Further along we came across a herd of elephant. I never get sick of watching the elephants and we took lots more photos as they crossed the road in front of and behind the car. I love watching how the babies are protected by the herd – the elephants are so huge but you never see them run into or trip over the babies. We were all pretty happy with our game drive after that and had plenty to talk about over breakfast back at the hotel.

The baby was having a great time rolling around in the mud.
Up close and personal.

We had a few hours spare in the middle of the day so wandered into the town of Kasane and did a little fabric shopping. I’m not too sure that the fabric is 100% cotton but I am sure I will find a use for it anyway.

A little bit of the colours of Africa.
Our afternoon game drive was a cruise on the Chobe River. It is obviously the thing to do in the afternoons as there were lots of boats on the river. They don’t seem to fuss the animals though as they all still come down to the water. We saw lots of hippo, buffalo, puku, crocs, elephants and lots of birds. A great way to end our game drives as we sat on the boat in the river and watched another spectacular sunset.

The bird on the buffaloes eye is picking off the insects. The buffalo didn't seem too fussed.

This elephant was crossing from the river bank to the island in the middle This was as deep as this part of the river got - note the snorkel trunk.

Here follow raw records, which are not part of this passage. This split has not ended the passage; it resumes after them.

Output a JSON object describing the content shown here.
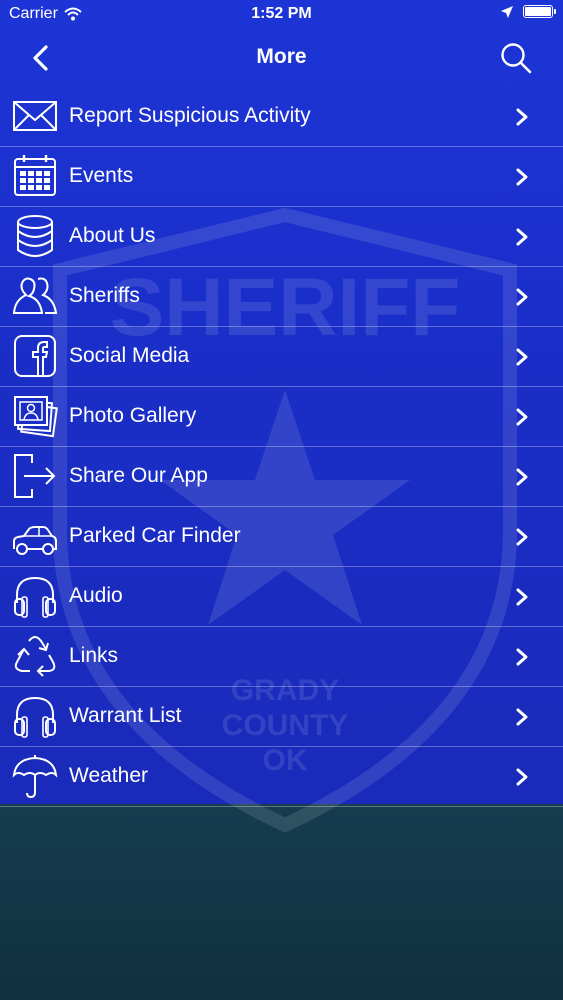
{
  "status_bar": {
    "carrier": "Carrier",
    "time": "1:52 PM"
  },
  "nav": {
    "title": "More"
  },
  "watermark": {
    "line1": "SHERIFF",
    "line2": "GRADY",
    "line3": "COUNTY",
    "line4": "OK"
  },
  "menu": {
    "items": [
      {
        "label": "Report Suspicious Activity",
        "icon": "envelope-icon"
      },
      {
        "label": "Events",
        "icon": "calendar-icon"
      },
      {
        "label": "About Us",
        "icon": "database-icon"
      },
      {
        "label": "Sheriffs",
        "icon": "users-icon"
      },
      {
        "label": "Social Media",
        "icon": "facebook-icon"
      },
      {
        "label": "Photo Gallery",
        "icon": "photo-gallery-icon"
      },
      {
        "label": "Share Our App",
        "icon": "share-exit-icon"
      },
      {
        "label": "Parked Car Finder",
        "icon": "car-icon"
      },
      {
        "label": "Audio",
        "icon": "headphones-icon"
      },
      {
        "label": "Links",
        "icon": "recycle-icon"
      },
      {
        "label": "Warrant List",
        "icon": "headphones-icon"
      },
      {
        "label": "Weather",
        "icon": "umbrella-icon"
      }
    ]
  },
  "colors": {
    "header_blue": "#1d35d6",
    "list_blue": "#1a2ec7",
    "bottom_teal": "#163c4f",
    "divider": "#6a7be0"
  }
}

This was another sort of 'deer' - a puku.

A pied kingfisher - there were a lot of them on the dead wood along the river bank and they were hard to pick until you got your eye in. We also saw another tiny and very colourful kingfisher but were too slow for a photo. We saw a lot of different birds on our river cruise.

A purple crested roller - when these birds fly they have beautiful blue wings - apparently many shades of blue in the wings.

Spoonbill heron.
Another stunning African sunset - with a snake bird drying its wings.

Yesterday we travelled from Botswana back into Zimbabwe and to Victoria Falls. Our guide took us on a walking tour of the falls. They span Zimbabwe and Zambia and at this time of the year the Zimbabwean side is the more spectacular – the Zambian side gradually dries up over the winter and is dry by the time the rains start. The roar of the water is quite deafening in some places and as you walk to some of the viewing spots you get quite wet. We had ponchos for the ‘rain’ but didn’t really need them except for keeping the cameras dry.
Victoria Falls - all these photos are of the Zimbabwe end of the falls.

Livingstone I presume!

The afternoon was shopping time – how am I going to get this stuff into the suitcase? Last night was our final dinner together as a group. I think we are all flying out today back to Johannesburg. We will stay tonight in Johannesburg then tomorrow we fly up to Kruger National Park for 3 nights. We are hoping to see rhino there – and any of the big cats would be a bonus.